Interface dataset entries
╔══
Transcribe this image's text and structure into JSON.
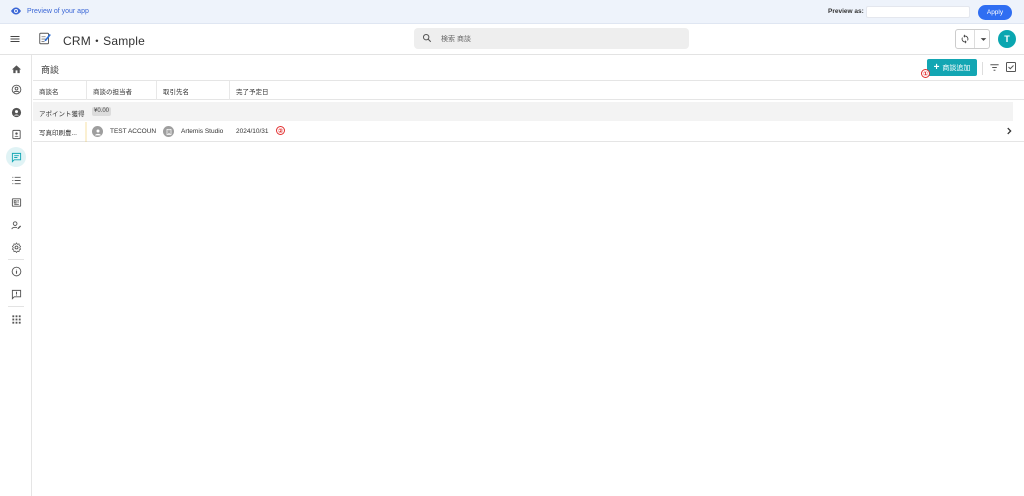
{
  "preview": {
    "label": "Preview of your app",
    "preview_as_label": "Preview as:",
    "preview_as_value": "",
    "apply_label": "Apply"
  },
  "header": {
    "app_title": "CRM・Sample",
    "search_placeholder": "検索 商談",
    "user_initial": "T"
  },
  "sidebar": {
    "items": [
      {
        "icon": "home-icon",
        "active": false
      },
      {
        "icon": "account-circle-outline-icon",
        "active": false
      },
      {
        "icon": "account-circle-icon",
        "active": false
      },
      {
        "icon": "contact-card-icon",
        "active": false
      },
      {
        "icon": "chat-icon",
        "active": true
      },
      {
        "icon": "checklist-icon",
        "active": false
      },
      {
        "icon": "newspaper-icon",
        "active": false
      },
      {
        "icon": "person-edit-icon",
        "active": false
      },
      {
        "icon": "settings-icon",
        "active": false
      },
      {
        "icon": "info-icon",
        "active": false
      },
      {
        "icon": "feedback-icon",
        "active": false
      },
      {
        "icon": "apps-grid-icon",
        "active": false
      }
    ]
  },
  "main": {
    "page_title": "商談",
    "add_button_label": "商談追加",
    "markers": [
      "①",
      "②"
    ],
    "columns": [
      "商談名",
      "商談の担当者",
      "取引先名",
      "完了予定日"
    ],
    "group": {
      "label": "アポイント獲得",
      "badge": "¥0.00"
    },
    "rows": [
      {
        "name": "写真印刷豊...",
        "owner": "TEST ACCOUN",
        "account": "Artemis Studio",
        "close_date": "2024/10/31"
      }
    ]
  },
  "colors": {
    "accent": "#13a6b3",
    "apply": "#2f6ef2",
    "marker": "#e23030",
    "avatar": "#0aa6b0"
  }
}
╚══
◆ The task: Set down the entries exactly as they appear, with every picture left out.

◆ Answer below:
Transcribe this image's text and structure into JSON.
{
  "preview": {
    "label": "Preview of your app",
    "preview_as_label": "Preview as:",
    "preview_as_value": "",
    "apply_label": "Apply"
  },
  "header": {
    "app_title": "CRM・Sample",
    "search_placeholder": "検索 商談",
    "user_initial": "T"
  },
  "sidebar": {
    "items": [
      {
        "icon": "home-icon",
        "active": false
      },
      {
        "icon": "account-circle-outline-icon",
        "active": false
      },
      {
        "icon": "account-circle-icon",
        "active": false
      },
      {
        "icon": "contact-card-icon",
        "active": false
      },
      {
        "icon": "chat-icon",
        "active": true
      },
      {
        "icon": "checklist-icon",
        "active": false
      },
      {
        "icon": "newspaper-icon",
        "active": false
      },
      {
        "icon": "person-edit-icon",
        "active": false
      },
      {
        "icon": "settings-icon",
        "active": false
      },
      {
        "icon": "info-icon",
        "active": false
      },
      {
        "icon": "feedback-icon",
        "active": false
      },
      {
        "icon": "apps-grid-icon",
        "active": false
      }
    ]
  },
  "main": {
    "page_title": "商談",
    "add_button_label": "商談追加",
    "markers": [
      "①",
      "②"
    ],
    "columns": [
      "商談名",
      "商談の担当者",
      "取引先名",
      "完了予定日"
    ],
    "group": {
      "label": "アポイント獲得",
      "badge": "¥0.00"
    },
    "rows": [
      {
        "name": "写真印刷豊...",
        "owner": "TEST ACCOUN",
        "account": "Artemis Studio",
        "close_date": "2024/10/31"
      }
    ]
  },
  "colors": {
    "accent": "#13a6b3",
    "apply": "#2f6ef2",
    "marker": "#e23030",
    "avatar": "#0aa6b0"
  }
}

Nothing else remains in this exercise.